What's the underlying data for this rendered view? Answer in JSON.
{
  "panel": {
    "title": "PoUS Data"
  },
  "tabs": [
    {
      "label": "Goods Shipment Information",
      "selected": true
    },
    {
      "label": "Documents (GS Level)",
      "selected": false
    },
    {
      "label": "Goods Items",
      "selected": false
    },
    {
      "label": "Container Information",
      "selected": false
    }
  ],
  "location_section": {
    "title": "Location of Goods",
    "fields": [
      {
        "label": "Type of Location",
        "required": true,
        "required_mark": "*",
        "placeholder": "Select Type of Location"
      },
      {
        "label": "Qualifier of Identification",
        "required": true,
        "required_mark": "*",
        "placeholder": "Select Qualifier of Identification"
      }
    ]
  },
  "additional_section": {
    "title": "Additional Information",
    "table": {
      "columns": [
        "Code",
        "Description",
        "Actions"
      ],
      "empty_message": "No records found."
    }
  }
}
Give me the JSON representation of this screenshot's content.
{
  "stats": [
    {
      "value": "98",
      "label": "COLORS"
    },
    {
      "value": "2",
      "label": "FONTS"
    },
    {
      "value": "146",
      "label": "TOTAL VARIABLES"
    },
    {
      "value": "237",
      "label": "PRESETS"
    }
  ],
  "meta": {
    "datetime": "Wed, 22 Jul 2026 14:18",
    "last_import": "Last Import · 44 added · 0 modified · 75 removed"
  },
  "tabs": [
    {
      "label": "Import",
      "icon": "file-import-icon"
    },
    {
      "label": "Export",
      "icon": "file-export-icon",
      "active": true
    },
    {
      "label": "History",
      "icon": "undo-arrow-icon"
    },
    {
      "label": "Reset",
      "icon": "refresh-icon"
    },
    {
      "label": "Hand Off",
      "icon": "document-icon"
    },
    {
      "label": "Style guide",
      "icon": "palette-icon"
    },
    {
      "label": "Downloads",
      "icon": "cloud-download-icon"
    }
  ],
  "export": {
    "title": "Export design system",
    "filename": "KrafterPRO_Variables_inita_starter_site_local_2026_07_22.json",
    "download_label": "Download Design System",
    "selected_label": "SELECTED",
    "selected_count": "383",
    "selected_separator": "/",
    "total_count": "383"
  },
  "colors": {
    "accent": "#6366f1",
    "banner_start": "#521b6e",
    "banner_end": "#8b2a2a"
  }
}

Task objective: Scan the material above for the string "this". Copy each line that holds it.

Expected output:
What's the underlying data for this rendered view? Answer in JSON.
Give me the JSON representation of this screenshot's content.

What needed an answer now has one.